** EXERCISE INPUT **

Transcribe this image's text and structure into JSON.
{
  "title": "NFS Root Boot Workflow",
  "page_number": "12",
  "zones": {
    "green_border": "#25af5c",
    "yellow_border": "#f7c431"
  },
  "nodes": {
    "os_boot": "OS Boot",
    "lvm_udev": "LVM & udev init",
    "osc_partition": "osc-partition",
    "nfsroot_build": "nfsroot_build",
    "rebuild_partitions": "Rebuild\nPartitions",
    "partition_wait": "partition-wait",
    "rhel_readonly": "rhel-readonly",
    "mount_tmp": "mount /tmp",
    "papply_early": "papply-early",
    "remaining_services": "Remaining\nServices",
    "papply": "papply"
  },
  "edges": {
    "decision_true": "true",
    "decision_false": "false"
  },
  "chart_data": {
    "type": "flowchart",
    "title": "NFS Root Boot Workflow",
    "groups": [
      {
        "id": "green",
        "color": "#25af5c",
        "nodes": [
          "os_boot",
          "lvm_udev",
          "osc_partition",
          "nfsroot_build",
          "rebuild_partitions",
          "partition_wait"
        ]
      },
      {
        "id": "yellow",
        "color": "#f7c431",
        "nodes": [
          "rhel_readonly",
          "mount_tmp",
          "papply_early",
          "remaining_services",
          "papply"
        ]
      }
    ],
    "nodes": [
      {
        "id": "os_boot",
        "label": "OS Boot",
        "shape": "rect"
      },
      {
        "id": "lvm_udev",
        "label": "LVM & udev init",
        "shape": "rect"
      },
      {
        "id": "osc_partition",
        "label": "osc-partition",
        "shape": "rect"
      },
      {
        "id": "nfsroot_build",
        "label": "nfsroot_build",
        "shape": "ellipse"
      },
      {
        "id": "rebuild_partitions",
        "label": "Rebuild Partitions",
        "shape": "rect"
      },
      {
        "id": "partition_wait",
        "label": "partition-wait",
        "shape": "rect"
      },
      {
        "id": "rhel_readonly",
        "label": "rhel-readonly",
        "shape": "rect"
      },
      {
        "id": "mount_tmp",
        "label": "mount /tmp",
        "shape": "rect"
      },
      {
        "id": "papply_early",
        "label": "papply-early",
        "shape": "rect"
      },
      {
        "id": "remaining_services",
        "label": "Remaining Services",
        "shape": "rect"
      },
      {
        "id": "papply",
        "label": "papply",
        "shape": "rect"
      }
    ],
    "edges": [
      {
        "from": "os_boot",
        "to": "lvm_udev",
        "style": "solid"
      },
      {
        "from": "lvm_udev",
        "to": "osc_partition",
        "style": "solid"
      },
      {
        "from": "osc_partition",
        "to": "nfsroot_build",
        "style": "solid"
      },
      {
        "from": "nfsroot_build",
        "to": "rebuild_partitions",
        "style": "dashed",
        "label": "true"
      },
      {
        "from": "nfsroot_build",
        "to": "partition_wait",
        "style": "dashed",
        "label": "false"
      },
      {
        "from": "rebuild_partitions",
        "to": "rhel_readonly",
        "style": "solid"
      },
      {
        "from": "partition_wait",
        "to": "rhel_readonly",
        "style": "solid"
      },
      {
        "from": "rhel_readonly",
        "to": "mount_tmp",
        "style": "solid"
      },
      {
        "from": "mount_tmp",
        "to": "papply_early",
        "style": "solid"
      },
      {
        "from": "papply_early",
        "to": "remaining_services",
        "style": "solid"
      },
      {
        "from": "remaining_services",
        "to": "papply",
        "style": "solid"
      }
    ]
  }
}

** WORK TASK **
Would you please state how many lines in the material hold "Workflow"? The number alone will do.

** EXERCISE ANSWER **
2